"Wal Mart told Nabisco to add up what it would spend on the promotion [25-cent newspaper coupon for a large bag of Lifesavers in advance of Halloween]- for the newspaper ads, the coupons, and handling- and then just take that amount off the price instead. 'That isn't neccesarily good for the manufacturer,' Fitzgerald says. 'They need things that draw attention.'"
Okay. While I take Fitzgerald's point, I have a few of my own. I found WM's approach here to more efficient, and frankly, more sensible. Why take all that energy, just drop the price! Also, the paper, the energy to move the mail around- WM's way is more environmentally sound.
Furthermore, as slimy as I feel taking WM's side here, I feel just as gross taking Nabisco's side- seductive advertising to get people to by HFCS and food dye.
I honestly don't see who the good guy is here. It's hard to come down on the side of WM, but it's just as hard to come down on the side of these manufacturers who make non-essential, frivolous items.
In my household, the more strict we get with our food budget, the more we cook scratch, therefore the fewer items we buy. Since we do all our baking from scratch, we only buy staples. Since DH got the pasta attachment for his Kitchen Aid, we don't even buy dry pasta anymore. We grow and can much of our own produce. We just are not big supermarket shoppers, period. We never buy things like frozen pizza, for example. Because of this, we neccesarily go thru a lot of flour, and we use several different kinds. So we don't buy it from a supermarket. We get it thru restaurant suppliers for half of what it costs at any supermarket. Same thing with cocoa and sugar. We order a ton of stuff (toiletries, non perishable food) from Amazon, and we go to the farmer's market 5 months out of the year. Other than WIC, a handful of food items, and the few paper items that we still use (TP, Q-Tips, and cotton pads), WM doesn't have anything we want or need. The stuff I use to make cleaning supplies is cheaper at SuperOne and the $1 store. As far as durable goods go, by WM own admission, they have the lowest price only on the cheapest, lowest end item in each category, so I don't even bother. It wouldn't be hard for me to give up WM altogether, other than using my WIC coupons. I'm just not convinced that my alternatives would be better.
Two more quotes from the article really got me: "But you can't buy anything if you're not employed. We are shopping ourselves out of jobs."
Yes! I get this. I think the REAL problem, when you get down to the nitty gritty, is our consumer culture. Maybe it would mean the death of another huge sector of U.S. manufacturing if we went back to actually producing things for ourselves, but would that neccesarily be bad? Again, this is a sincere question.
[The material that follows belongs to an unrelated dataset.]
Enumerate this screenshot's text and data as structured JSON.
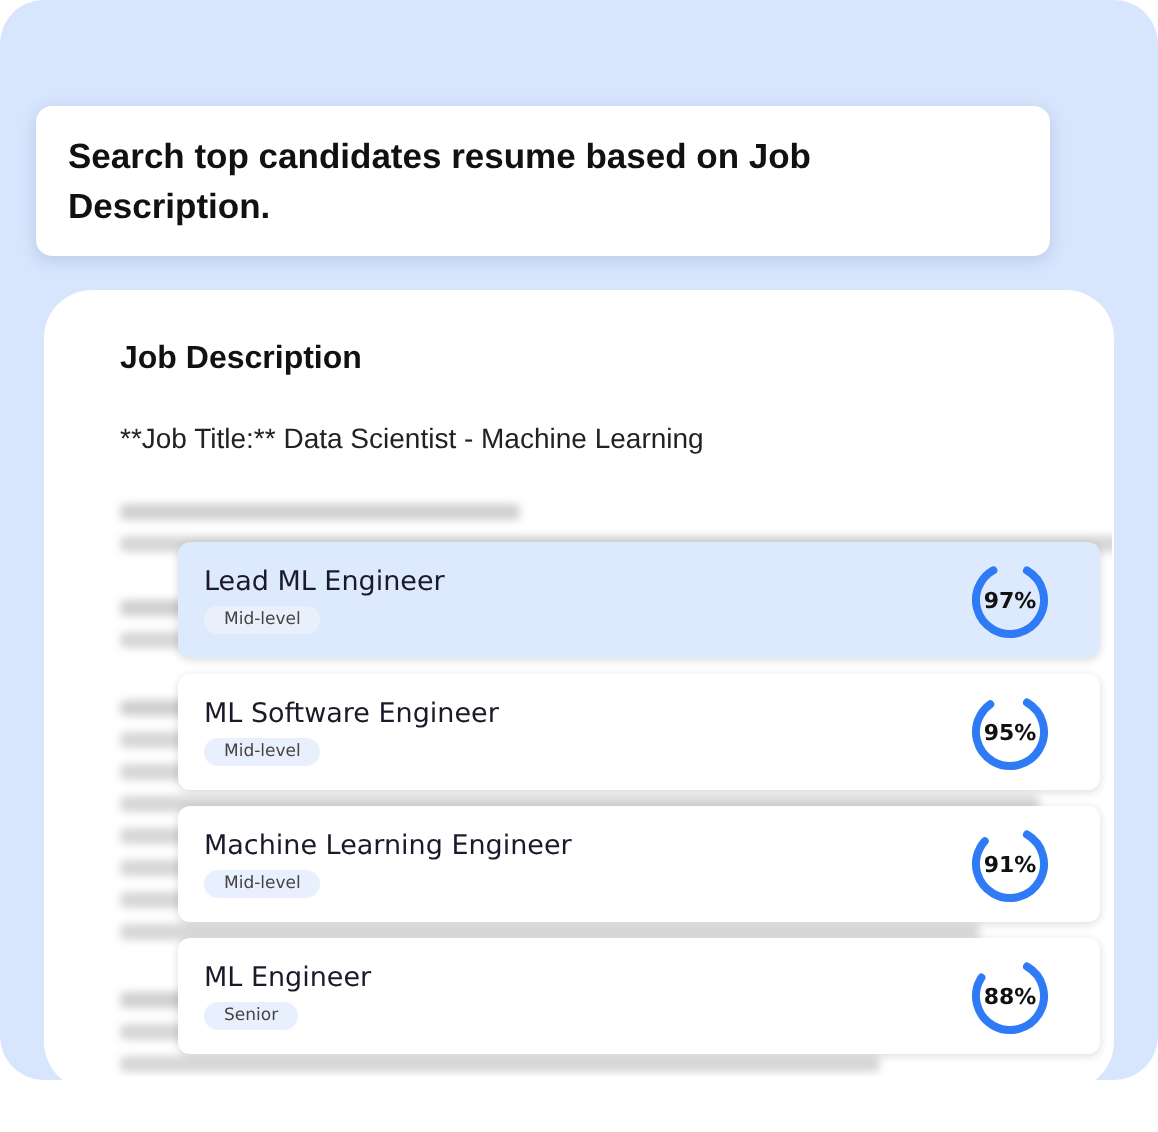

"We want clean air, clear water, good living conditions, the best health care in the world- yet we aren't willing to pay for anything manufactured under these restrictions."
Yep. As my friend Ray, a Ford employee, puts it, "Yeah, it's no wonder that China can make cars cheaper. Those guys are willing to sh!t on a board with a hole cut in it. I'm not."
Outsourcing is kind of a conundrum. I want jobs for Americans, yet I don't think that other people aren't deserving of a living, too- if they close all the sweatshops, what do those people do? Starve? Go to work as prostitutes? What?
I know that the good answer is that factories should not pollute and pay/treat their employees well. But how on Earth do we ensure that? I don't think that boycotting WM improves conditions at all.
To me, the silver lining in all of this is the increased cost of gas. I'm willing to take a hit at the pump if it means that it becomes prohibitively expensive to import everything. That's what I'm hoping for, anyway.